Obesity is characterized by the excessive deposition of fat that may interfere with the normal metabolic process of the body. It is a chronic condition associated with various metabolic syndromes, whose prevalence is grossly increasing, and affects both children and adults. Accumulation of excessive macronutrients on the adipose tissues promotes the secretion and release of inflammatory mediators, including interleukin-6 (IL-6), interleukin 1β, tumor necrotic factor-α (TNF-α), leptin, and stimulation of monocyte chemoattractant protein-1 (MCP-1), which subsequently reduce the production of adiponectin thereby initiating a proinflammatory state. During obesity, adipose tissue synthesizes and releases a large number of hormones and cytokines that alter the metabolic processes, with a profound influence on endothelial dysfunction, a situation associated with the formation of atherosclerotic plaque. Endothelial cells respond to inflammation and stimulation of MCP-1, which is described as the activation of adhesion molecules leading to proliferation and transmigration of leukocytes, which facilitates their increase in atherogenic and thromboembolic potentials. Endothelial dysfunction forms the cornerstone of this discussion, as it has been considered as the initiator in the progression of cardiovascular diseases in obesity. Overexpression of proinflammatory cytokines with subsequent reduction of anti-inflammatory markers in obesity, is considered to be the link between obesity-induced inflammation and endothelial dysfunction. Inhibition of inflammatory mechanisms and management and control of obesity can assist in reducing the risks associated with cardiovascular complications.
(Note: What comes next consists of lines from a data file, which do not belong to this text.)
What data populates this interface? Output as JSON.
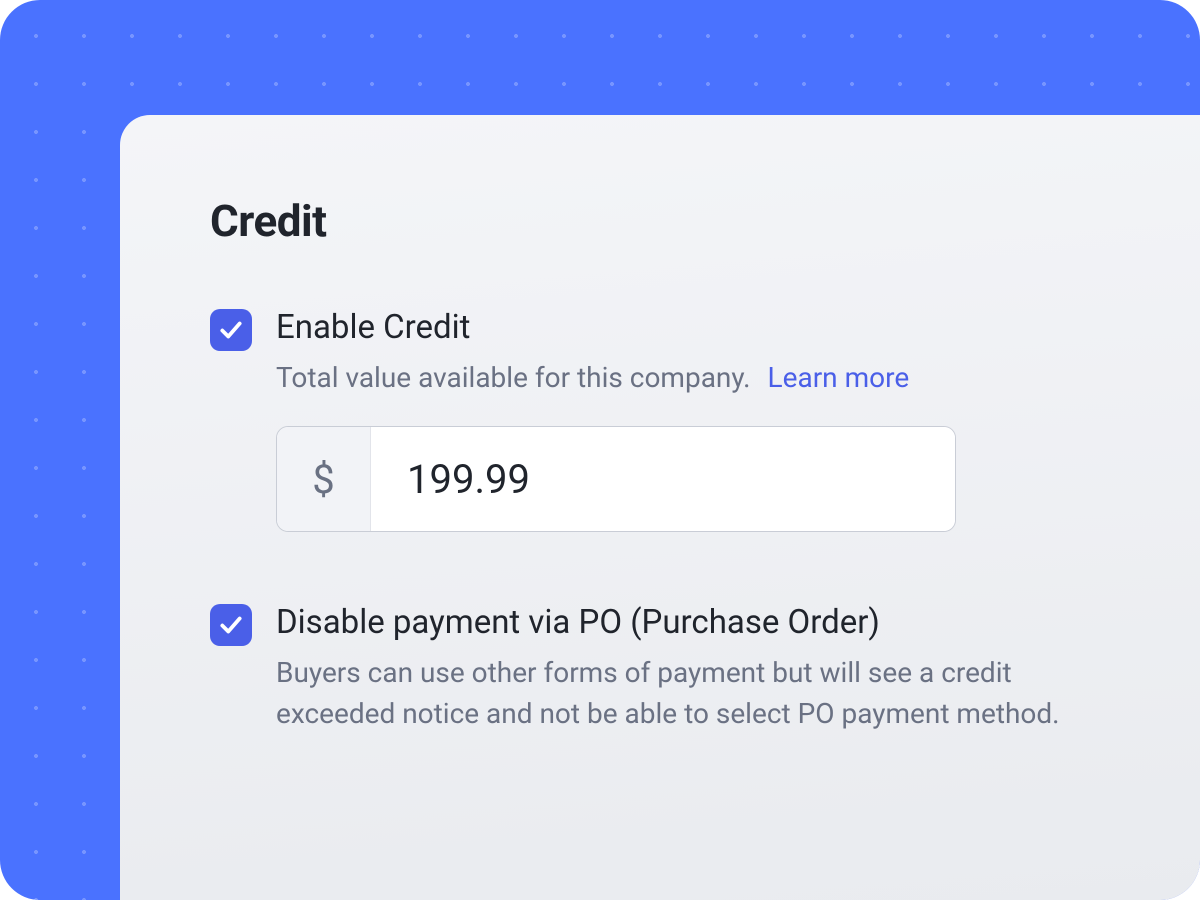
{
  "section": {
    "title": "Credit"
  },
  "options": {
    "enable_credit": {
      "checked": true,
      "label": "Enable Credit",
      "description": "Total value available for this company.",
      "learn_more": "Learn more",
      "currency_symbol": "$",
      "amount": "199.99"
    },
    "disable_po": {
      "checked": true,
      "label": "Disable payment via PO (Purchase Order)",
      "description": "Buyers can  use other forms of payment  but will see a credit exceeded notice and not be able to select PO payment method."
    }
  },
  "colors": {
    "accent": "#4a5fe8",
    "background": "#4a72ff"
  }
}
This is an open access article distributed under the Creative Commons Attribution License
which permits unrestricted use, distribution, and reproduction in any medium, provided the original work is properly cited